Britishvolt has raised around $ 70 million in so-called Series B funding from investors such as mining company Glencore, Carbon Transition, a Euronext-listed fund that supports green businesses and technologies, and British engineer NG Bailey, said people familiar with the agreements.
This fundraising marks a new stage for the company, founded in 2019 by Orral Nadjari, a former investment banker. It comes just weeks after Battery Start-up began construction of its factory on the site of a disused coal-fired power station in Northumberland.
Kasra Pezeshki, Britishvolt’s chief investment officer, said the tour de table highlighted demand for investments backed by environmental, social and governance (ESG) criteria.
Supporters of the project say the Britishvolt plant in Blyth will help develop an electric car industry in the UK and also make it easier for the government to meet its carbon reduction targets.
With the UK banning sales of gasoline and diesel vehicles from 2030, the auto industry is under pressure to establish the infrastructure, including battery suppliers, to produce electric cars and protect jobs.
The weight of electric batteries means that they must be produced close to the place of manufacture of the rest of the vehicles.
Mining group Glencore announced last month that it had taken a stake in the company as part of a long-term deal to supply cobalt, now one of the world’s most sought-after raw materials as it is used in electric vehicle batteries.
Britishvolt is targeting a capacity of 30 gigawatt hours per year for its gigafactory, enough batteries to power 300,000 electric vehicles, with first production expected at the end of 2023.

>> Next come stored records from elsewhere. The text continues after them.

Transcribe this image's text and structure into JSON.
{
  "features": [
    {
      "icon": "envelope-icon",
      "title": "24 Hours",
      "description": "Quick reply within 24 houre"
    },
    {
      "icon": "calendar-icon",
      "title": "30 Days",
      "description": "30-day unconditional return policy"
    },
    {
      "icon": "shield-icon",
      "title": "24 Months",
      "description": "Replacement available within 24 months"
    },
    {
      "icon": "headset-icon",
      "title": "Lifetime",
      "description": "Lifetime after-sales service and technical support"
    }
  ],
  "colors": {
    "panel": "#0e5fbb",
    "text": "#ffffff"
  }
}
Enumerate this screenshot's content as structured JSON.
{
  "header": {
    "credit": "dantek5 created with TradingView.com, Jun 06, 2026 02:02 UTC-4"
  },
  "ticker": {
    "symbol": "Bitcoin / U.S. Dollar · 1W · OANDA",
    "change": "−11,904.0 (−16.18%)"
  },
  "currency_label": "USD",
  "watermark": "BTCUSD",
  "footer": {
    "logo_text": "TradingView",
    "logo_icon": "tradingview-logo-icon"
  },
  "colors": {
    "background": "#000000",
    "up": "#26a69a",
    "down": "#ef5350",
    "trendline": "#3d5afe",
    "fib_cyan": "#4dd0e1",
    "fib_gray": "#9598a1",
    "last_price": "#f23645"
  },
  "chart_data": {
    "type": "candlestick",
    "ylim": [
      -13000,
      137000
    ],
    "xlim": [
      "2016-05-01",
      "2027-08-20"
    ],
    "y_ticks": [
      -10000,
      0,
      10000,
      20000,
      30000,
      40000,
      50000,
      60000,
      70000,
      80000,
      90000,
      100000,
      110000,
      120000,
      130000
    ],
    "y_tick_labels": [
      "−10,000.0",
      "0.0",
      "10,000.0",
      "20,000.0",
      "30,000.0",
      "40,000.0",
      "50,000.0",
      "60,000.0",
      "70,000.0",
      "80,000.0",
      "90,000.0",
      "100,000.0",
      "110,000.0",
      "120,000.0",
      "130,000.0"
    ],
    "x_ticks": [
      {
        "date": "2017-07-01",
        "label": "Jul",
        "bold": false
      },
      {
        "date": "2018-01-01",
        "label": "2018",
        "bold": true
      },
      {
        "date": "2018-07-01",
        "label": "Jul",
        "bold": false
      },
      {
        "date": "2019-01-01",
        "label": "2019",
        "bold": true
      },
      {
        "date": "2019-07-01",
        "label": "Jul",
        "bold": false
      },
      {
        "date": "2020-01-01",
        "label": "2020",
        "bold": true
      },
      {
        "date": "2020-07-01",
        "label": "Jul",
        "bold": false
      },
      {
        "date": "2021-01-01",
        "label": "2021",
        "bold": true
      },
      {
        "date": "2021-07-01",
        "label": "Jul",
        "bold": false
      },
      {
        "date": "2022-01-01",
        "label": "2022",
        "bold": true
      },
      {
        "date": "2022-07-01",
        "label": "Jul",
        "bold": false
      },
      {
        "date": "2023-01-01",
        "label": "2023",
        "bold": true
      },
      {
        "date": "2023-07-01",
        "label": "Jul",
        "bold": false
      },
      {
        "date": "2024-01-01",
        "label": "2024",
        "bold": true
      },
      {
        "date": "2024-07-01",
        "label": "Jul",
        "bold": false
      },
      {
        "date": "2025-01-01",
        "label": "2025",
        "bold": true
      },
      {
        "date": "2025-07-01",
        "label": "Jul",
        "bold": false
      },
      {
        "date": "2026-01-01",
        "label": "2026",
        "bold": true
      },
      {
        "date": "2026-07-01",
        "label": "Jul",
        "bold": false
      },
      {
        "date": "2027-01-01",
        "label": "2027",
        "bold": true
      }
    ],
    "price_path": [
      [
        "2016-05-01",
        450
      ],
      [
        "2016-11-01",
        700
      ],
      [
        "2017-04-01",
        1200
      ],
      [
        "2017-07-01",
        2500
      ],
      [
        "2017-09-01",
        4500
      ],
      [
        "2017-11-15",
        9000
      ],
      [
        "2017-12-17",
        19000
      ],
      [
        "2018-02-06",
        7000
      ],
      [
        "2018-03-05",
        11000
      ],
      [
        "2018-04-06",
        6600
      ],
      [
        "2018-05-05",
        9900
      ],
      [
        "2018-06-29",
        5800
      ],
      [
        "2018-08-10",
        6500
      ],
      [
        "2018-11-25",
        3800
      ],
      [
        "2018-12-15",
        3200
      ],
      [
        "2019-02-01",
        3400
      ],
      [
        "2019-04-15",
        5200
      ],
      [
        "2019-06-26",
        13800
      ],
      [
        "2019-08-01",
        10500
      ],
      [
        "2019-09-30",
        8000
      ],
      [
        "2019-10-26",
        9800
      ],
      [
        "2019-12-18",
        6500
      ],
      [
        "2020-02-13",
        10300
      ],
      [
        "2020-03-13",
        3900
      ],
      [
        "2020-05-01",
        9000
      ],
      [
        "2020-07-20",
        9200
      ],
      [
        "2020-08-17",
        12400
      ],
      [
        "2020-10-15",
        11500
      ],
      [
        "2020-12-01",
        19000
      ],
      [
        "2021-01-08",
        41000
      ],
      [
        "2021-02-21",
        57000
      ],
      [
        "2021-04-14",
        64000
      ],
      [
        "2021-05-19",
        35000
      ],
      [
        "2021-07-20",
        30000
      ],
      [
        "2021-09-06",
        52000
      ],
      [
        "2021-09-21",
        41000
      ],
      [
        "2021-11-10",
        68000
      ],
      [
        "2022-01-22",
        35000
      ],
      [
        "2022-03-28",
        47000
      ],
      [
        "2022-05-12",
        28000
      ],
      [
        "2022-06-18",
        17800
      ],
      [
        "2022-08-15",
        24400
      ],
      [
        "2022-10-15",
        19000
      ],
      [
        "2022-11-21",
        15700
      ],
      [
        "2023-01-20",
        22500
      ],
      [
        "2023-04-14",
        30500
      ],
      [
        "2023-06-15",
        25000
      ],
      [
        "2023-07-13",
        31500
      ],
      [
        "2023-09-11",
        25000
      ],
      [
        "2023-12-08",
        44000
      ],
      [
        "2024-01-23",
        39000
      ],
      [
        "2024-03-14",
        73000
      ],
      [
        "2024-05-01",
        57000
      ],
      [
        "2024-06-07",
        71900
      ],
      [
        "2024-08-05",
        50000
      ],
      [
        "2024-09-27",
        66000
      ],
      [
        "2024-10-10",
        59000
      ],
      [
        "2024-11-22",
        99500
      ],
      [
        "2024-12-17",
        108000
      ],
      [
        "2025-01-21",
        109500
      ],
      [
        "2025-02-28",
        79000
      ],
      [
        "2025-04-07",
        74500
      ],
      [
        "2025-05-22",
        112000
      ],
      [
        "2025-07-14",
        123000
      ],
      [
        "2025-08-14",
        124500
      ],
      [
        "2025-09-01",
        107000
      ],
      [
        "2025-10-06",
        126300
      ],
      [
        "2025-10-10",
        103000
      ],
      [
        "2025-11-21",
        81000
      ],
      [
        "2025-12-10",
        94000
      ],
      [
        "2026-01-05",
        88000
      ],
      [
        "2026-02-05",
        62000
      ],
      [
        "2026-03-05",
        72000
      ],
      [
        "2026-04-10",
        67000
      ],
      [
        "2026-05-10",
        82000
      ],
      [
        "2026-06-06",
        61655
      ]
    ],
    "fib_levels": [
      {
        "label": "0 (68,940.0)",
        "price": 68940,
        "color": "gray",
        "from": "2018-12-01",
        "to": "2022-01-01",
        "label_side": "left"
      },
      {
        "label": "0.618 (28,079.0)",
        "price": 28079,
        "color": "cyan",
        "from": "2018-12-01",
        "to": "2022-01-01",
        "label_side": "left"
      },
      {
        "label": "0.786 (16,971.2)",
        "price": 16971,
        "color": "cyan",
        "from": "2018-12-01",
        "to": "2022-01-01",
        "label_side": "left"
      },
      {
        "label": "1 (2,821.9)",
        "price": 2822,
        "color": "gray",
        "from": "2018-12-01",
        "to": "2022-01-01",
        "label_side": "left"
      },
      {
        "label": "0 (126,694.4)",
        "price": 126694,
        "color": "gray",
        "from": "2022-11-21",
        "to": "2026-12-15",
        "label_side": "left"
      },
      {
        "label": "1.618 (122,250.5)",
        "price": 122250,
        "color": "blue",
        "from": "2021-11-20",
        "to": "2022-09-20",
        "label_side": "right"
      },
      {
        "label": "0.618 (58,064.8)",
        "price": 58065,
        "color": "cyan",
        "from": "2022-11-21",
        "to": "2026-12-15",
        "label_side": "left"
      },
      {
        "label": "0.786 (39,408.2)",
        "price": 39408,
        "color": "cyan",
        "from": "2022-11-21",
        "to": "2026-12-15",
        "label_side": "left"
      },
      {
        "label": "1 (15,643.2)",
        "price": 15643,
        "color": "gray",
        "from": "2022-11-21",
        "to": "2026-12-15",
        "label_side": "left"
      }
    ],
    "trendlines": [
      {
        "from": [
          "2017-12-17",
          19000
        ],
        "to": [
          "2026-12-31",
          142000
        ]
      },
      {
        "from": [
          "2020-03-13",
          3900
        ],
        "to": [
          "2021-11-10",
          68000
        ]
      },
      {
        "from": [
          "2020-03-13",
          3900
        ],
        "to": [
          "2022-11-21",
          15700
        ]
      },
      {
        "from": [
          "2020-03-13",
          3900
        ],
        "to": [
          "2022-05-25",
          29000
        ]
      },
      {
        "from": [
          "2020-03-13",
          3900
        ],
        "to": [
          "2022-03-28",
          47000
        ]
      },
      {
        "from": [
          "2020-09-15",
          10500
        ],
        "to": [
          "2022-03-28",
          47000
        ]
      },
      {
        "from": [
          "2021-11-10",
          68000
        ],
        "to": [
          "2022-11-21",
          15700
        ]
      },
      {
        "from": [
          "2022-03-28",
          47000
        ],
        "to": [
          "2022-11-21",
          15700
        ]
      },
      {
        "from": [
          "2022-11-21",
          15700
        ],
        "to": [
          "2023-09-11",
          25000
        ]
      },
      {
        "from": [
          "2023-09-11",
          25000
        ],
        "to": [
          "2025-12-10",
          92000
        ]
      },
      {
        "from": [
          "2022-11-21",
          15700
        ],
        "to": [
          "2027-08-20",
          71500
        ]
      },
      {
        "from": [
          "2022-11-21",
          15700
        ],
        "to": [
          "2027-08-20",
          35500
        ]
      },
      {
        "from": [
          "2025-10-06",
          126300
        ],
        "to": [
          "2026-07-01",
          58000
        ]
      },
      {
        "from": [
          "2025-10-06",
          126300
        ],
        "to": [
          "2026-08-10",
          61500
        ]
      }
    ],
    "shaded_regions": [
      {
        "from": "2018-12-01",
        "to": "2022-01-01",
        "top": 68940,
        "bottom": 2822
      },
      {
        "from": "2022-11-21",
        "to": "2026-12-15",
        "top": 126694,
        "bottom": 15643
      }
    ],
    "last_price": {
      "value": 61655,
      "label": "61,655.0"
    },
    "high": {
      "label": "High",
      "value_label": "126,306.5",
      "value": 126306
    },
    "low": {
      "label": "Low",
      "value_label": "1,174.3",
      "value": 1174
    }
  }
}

More than two-thirds of the company’s 10 GWh Phase 1 capacity has been subscribed to by three anonymous customers, according to people familiar with the details.
To help fund the total project cost of $ 3.6 billion, Britishvolt is considering a listing on the London Stock Exchange or a merger with a special purpose acquisition vehicle in New York. He also wants to tap the government’s Auto Transformation Fund for financing. Barclays advises Britishvolt.
Earlier this year, rival battery start-up Northvolt raised $ 2.75 billion from investors, including Volkswagen and Goldman Sachs, for its gigafactory in northern Sweden.
This round of funding has highlighted the interest in gigafactories. He also attributed a value of $ 12 billion to Northvolt and will help the company increase its capacity from 40 GWh to 60 GWh per year.
In the UK, a number of companies are in talks with the government over building gigantic factories, but only Britishvolt, which has yet to unveil a battery cell sample, and Nissan have announced. publicly their plans.
Britishvolt said the Blyth plant would initially employ 1,000 people, then more than 3,000 when at full capacity, providing much needed jobs in one of the poorest parts of the UK.
The company is widely recognized for being awarded the best site in the country to develop a gigafactory – a 93-acre piece of land with access to a deep-water port and to Norwegian hydropower via a North Sea interconnection. He’s also working with Circulor, a supply chain monitoring group, to develop a carbon emissions benchmark for gigafactories.
Nadjari remains Britishvolt’s largest shareholder with a stake of around 30 percent. William Harrison, an American billionaire, owns 19%.